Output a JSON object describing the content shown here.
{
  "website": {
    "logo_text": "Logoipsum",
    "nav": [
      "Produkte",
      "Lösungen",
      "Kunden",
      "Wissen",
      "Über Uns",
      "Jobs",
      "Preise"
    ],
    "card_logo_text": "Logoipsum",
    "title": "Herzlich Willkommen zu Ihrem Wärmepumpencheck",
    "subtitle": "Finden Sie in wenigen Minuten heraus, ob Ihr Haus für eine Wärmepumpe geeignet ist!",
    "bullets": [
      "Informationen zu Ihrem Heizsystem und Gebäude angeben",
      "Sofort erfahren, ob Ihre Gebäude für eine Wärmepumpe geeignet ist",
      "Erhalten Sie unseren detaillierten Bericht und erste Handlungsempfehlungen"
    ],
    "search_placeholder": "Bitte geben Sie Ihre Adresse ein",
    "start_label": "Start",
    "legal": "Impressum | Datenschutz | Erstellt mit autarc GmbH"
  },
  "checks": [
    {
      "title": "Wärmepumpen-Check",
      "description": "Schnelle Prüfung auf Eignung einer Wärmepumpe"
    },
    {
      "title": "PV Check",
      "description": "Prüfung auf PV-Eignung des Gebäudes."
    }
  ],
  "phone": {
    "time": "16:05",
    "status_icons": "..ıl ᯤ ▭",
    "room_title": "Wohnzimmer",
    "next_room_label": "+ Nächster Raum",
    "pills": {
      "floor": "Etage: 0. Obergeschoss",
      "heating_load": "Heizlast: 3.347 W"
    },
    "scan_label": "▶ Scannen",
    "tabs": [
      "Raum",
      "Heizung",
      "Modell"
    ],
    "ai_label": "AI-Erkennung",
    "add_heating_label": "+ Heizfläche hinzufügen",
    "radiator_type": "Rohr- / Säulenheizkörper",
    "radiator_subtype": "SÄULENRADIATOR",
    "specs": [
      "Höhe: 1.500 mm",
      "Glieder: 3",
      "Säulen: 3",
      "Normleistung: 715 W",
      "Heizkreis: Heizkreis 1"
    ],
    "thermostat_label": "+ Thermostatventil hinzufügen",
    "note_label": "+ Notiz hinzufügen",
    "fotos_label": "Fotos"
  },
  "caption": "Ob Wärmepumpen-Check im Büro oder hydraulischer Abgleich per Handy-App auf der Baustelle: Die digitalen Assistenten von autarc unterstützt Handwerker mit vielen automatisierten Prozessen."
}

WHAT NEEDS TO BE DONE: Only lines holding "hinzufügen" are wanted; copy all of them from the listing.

RESPONSE TO THIS TASK:
    "add_heating_label": "+ Heizfläche hinzufügen",
    "thermostat_label": "+ Thermostatventil hinzufügen",
    "note_label": "+ Notiz hinzufügen",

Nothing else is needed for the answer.